Activity: Could you write out the records exactly as they are given?

Page and application data records
★ ★ ★ ★ ★ ★ ★

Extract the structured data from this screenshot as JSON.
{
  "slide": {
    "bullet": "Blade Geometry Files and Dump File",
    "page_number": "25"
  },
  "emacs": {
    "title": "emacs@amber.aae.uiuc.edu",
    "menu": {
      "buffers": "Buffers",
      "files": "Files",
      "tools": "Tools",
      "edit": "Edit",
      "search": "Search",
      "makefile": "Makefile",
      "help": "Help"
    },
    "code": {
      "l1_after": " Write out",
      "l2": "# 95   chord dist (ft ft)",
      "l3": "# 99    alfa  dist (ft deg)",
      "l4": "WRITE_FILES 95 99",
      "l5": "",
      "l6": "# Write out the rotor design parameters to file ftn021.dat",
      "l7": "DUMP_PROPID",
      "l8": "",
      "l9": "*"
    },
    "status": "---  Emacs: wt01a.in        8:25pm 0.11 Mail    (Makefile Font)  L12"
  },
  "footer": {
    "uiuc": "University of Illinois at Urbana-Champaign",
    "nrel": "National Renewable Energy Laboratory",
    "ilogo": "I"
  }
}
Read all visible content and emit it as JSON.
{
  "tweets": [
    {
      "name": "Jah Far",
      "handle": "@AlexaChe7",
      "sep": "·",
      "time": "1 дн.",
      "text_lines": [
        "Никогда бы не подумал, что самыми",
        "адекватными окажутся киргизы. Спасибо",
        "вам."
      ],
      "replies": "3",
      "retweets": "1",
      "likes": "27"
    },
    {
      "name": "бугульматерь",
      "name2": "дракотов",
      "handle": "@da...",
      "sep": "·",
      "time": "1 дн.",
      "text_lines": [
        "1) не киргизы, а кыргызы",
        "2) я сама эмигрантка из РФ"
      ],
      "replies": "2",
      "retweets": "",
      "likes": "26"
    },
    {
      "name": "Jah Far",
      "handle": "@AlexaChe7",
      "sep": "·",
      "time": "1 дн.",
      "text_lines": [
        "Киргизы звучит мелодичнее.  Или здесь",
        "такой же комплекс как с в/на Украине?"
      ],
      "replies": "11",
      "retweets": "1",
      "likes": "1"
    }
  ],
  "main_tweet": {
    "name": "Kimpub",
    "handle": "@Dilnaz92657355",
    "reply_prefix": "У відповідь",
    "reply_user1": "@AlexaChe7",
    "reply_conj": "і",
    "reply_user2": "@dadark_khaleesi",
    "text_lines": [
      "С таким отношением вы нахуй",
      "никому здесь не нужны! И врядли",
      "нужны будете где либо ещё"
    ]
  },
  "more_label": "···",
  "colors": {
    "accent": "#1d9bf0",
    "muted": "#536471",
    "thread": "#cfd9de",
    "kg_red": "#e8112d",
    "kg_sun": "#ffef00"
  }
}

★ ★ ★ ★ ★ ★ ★

Result for this exercise:
Extract the structured data from this screenshot as JSON.
{
  "slide": {
    "bullet": "Blade Geometry Files and Dump File",
    "page_number": "25"
  },
  "emacs": {
    "title": "emacs@amber.aae.uiuc.edu",
    "menu": {
      "buffers": "Buffers",
      "files": "Files",
      "tools": "Tools",
      "edit": "Edit",
      "search": "Search",
      "makefile": "Makefile",
      "help": "Help"
    },
    "code": {
      "l1_after": " Write out",
      "l2": "# 95   chord dist (ft ft)",
      "l3": "# 99    alfa  dist (ft deg)",
      "l4": "WRITE_FILES 95 99",
      "l5": "",
      "l6": "# Write out the rotor design parameters to file ftn021.dat",
      "l7": "DUMP_PROPID",
      "l8": "",
      "l9": "*"
    },
    "status": "---  Emacs: wt01a.in        8:25pm 0.11 Mail    (Makefile Font)  L12"
  },
  "footer": {
    "uiuc": "University of Illinois at Urbana-Champaign",
    "nrel": "National Renewable Energy Laboratory",
    "ilogo": "I"
  }
}
Read all visible content and emit it as JSON.
{
  "tweets": [
    {
      "name": "Jah Far",
      "handle": "@AlexaChe7",
      "sep": "·",
      "time": "1 дн.",
      "text_lines": [
        "Никогда бы не подумал, что самыми",
        "адекватными окажутся киргизы. Спасибо",
        "вам."
      ],
      "replies": "3",
      "retweets": "1",
      "likes": "27"
    },
    {
      "name": "бугульматерь",
      "name2": "дракотов",
      "handle": "@da...",
      "sep": "·",
      "time": "1 дн.",
      "text_lines": [
        "1) не киргизы, а кыргызы",
        "2) я сама эмигрантка из РФ"
      ],
      "replies": "2",
      "retweets": "",
      "likes": "26"
    },
    {
      "name": "Jah Far",
      "handle": "@AlexaChe7",
      "sep": "·",
      "time": "1 дн.",
      "text_lines": [
        "Киргизы звучит мелодичнее.  Или здесь",
        "такой же комплекс как с в/на Украине?"
      ],
      "replies": "11",
      "retweets": "1",
      "likes": "1"
    }
  ],
  "main_tweet": {
    "name": "Kimpub",
    "handle": "@Dilnaz92657355",
    "reply_prefix": "У відповідь",
    "reply_user1": "@AlexaChe7",
    "reply_conj": "і",
    "reply_user2": "@dadark_khaleesi",
    "text_lines": [
      "С таким отношением вы нахуй",
      "никому здесь не нужны! И врядли",
      "нужны будете где либо ещё"
    ]
  },
  "more_label": "···",
  "colors": {
    "accent": "#1d9bf0",
    "muted": "#536471",
    "thread": "#cfd9de",
    "kg_red": "#e8112d",
    "kg_sun": "#ffef00"
  }
}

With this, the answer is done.